BEGIN Data listing
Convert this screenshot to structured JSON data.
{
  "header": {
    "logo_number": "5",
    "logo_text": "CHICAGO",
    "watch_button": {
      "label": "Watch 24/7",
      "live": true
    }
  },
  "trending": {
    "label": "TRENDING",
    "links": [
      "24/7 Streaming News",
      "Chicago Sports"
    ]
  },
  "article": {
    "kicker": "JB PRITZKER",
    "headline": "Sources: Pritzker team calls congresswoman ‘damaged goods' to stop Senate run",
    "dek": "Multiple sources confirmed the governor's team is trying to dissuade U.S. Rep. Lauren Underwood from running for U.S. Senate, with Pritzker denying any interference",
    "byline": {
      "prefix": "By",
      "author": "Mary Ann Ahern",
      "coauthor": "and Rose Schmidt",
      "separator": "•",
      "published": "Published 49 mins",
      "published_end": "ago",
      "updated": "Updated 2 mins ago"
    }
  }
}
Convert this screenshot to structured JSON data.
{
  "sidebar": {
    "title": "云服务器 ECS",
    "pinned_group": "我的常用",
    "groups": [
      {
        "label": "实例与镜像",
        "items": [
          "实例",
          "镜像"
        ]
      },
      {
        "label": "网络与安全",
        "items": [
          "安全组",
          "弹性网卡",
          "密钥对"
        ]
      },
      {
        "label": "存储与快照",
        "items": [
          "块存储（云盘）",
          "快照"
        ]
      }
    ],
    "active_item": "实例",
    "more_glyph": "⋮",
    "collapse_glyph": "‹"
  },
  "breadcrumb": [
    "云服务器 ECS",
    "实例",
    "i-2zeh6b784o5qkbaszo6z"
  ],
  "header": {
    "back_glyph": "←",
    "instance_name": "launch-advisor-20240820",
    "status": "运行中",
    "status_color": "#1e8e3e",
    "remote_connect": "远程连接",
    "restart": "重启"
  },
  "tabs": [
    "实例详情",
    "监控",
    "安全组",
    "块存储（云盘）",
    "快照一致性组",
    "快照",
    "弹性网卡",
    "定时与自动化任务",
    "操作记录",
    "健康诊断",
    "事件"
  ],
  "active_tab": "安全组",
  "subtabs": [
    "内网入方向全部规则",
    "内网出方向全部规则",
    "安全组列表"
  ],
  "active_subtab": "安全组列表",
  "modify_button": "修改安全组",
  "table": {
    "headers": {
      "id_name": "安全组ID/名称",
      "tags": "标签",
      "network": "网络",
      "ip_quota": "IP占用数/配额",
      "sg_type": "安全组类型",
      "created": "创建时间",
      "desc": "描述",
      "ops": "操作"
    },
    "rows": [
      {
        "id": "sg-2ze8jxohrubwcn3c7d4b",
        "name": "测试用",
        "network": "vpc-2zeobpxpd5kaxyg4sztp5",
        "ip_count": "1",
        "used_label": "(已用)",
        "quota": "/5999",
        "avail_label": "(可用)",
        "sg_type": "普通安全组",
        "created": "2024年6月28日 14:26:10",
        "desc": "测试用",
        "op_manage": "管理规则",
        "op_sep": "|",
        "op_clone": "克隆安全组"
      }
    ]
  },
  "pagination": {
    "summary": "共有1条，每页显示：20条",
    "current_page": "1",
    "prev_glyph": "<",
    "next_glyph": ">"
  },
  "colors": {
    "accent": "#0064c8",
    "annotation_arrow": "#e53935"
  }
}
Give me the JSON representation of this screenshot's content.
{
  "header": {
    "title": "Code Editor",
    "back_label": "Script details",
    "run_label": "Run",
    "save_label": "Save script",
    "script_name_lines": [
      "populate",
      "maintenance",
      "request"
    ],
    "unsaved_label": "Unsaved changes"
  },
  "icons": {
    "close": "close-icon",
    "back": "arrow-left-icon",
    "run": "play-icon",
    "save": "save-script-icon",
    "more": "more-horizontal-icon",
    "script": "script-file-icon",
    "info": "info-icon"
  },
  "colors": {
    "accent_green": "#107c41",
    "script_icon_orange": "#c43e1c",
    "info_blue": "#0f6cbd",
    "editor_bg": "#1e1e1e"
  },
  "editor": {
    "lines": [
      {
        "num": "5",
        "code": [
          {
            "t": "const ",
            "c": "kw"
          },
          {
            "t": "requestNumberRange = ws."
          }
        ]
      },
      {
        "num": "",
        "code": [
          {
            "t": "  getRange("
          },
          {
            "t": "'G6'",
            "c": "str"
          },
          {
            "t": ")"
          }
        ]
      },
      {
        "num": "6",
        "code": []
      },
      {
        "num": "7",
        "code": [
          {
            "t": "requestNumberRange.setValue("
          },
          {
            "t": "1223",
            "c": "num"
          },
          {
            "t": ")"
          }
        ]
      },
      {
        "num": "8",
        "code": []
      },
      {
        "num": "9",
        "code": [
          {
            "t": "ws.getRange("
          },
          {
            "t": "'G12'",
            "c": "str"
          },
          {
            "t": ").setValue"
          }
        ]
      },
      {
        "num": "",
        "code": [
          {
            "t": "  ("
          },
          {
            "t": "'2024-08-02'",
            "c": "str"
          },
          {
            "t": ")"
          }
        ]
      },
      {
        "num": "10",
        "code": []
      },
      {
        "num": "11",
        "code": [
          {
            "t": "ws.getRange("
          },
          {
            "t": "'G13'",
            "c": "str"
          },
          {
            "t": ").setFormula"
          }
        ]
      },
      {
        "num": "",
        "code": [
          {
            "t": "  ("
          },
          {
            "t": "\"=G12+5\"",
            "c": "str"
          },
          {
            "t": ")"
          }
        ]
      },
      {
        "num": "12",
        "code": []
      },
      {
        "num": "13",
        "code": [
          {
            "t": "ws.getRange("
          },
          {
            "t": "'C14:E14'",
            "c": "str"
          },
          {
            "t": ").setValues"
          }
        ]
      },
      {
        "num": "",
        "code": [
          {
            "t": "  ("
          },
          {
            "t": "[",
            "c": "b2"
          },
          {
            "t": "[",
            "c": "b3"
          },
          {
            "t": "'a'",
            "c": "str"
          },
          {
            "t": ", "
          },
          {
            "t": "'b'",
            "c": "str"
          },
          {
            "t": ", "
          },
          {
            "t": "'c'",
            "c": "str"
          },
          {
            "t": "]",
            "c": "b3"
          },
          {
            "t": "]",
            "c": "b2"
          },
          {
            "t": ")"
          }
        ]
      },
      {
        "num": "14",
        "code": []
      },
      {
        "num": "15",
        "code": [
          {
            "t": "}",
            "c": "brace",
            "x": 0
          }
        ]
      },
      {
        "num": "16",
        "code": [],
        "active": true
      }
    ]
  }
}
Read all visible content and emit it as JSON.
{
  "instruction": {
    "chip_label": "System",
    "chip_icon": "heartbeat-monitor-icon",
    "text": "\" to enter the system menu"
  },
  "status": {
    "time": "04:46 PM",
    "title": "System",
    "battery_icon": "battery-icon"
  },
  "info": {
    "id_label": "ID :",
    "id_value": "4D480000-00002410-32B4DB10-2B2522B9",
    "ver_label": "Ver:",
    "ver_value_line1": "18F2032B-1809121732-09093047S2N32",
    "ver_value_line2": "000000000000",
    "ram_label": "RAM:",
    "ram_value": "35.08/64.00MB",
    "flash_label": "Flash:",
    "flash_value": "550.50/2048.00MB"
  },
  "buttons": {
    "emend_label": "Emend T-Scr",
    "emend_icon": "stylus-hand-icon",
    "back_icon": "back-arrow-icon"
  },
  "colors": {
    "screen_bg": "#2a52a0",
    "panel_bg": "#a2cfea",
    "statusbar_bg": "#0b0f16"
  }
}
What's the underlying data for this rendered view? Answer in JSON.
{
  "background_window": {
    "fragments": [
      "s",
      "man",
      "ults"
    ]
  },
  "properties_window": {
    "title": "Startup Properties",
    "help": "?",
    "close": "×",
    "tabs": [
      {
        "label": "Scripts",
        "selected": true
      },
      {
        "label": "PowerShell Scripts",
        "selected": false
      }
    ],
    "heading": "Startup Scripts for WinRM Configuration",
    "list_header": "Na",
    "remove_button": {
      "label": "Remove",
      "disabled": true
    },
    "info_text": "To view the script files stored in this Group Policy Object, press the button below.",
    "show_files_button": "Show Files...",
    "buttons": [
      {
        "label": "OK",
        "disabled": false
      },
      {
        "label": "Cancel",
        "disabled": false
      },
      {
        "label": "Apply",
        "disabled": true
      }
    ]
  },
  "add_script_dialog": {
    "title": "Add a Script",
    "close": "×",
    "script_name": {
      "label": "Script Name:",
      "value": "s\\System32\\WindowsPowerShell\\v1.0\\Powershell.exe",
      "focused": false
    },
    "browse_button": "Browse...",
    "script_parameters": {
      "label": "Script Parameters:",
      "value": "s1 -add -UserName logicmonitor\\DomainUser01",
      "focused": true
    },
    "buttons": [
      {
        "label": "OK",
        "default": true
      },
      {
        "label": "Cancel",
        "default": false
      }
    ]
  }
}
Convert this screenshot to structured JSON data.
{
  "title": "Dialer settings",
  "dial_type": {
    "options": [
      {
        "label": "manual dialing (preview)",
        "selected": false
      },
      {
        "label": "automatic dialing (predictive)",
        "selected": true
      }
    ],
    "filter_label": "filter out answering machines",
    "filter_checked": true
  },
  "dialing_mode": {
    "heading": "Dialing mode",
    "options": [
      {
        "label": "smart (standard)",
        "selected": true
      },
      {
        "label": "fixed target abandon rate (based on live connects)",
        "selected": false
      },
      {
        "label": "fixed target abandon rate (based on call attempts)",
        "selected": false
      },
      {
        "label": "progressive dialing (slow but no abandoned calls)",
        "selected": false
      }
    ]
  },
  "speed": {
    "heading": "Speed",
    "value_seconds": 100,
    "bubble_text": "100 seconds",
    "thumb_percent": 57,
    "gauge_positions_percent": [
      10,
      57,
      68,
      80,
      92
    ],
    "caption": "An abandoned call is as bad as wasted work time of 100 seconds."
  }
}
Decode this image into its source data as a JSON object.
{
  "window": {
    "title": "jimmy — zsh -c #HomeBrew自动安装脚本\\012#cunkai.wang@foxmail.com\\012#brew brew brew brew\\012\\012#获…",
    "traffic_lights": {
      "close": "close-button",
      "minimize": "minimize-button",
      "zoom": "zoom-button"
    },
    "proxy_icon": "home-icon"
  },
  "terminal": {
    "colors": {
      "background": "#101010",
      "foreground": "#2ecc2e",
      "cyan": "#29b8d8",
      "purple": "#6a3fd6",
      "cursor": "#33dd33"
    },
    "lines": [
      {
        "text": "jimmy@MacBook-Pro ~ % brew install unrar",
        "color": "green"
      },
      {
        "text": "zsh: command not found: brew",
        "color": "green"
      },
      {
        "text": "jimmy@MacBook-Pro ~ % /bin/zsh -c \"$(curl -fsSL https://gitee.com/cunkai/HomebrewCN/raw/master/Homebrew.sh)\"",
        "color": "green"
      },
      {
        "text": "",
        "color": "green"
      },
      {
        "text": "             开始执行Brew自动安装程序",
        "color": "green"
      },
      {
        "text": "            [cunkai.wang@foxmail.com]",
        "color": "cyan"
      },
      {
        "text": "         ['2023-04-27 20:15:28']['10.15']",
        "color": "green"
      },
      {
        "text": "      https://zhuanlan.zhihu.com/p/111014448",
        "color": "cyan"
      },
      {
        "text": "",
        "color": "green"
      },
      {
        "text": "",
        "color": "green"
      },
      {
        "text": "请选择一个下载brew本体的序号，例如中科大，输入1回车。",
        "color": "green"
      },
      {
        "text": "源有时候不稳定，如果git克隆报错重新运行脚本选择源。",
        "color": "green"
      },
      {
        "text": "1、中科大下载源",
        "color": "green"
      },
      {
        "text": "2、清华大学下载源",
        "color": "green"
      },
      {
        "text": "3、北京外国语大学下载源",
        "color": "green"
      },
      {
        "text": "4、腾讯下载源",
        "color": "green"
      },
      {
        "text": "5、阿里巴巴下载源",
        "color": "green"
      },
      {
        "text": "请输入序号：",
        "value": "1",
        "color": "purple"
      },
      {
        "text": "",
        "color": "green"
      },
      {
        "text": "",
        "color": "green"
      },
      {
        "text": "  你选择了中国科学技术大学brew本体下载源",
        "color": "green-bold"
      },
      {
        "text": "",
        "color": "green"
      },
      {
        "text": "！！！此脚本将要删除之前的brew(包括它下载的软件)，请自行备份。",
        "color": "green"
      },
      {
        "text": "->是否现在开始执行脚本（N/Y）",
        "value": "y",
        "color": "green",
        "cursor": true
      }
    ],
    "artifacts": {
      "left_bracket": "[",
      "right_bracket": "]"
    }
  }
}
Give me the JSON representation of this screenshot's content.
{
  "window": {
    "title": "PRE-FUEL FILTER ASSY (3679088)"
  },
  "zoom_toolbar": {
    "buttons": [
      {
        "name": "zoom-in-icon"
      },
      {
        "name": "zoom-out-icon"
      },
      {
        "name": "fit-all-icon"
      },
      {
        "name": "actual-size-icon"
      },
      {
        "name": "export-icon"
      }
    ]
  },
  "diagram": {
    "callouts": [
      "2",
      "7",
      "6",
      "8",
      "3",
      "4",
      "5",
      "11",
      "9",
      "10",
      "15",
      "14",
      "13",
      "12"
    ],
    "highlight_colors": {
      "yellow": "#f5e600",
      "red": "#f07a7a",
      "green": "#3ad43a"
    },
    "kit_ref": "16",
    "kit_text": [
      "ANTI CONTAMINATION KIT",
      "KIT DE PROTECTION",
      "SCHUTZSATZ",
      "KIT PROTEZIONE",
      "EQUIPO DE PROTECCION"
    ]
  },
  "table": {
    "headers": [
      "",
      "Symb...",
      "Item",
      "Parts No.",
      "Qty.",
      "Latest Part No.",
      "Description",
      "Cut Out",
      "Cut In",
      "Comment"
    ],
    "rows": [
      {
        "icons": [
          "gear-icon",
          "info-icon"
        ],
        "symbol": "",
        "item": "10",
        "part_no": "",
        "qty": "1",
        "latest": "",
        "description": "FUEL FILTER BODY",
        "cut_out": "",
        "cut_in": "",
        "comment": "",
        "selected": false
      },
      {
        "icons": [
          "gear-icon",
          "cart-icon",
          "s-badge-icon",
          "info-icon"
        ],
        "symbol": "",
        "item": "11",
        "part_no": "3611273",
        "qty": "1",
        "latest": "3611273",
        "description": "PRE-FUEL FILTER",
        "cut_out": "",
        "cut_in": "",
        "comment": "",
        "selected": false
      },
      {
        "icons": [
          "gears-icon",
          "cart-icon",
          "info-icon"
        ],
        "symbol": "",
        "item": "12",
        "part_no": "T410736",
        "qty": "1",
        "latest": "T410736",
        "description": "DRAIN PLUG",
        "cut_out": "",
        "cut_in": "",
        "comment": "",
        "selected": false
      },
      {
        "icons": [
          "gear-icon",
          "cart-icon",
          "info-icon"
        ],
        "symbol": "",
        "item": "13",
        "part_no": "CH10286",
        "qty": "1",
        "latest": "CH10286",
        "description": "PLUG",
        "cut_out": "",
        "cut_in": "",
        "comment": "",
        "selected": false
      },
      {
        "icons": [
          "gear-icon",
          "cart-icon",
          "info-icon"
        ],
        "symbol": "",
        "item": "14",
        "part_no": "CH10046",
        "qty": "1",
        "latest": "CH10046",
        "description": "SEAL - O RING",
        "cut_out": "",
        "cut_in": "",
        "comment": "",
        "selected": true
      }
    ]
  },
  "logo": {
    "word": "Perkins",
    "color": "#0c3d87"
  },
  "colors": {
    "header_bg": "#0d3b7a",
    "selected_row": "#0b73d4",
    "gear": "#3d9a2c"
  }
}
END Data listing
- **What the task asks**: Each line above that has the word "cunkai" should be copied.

- **Exercise solution**:
    "title": "jimmy — zsh -c #HomeBrew自动安装脚本\\012#cunkai.wang@foxmail.com\\012#brew brew brew brew\\012\\012#获…",
        "text": "jimmy@MacBook-Pro ~ % /bin/zsh -c \"$(curl -fsSL https://gitee.com/cunkai/HomebrewCN/raw/master/Homebrew.sh)\"",
        "text": "            [cunkai.wang@foxmail.com]",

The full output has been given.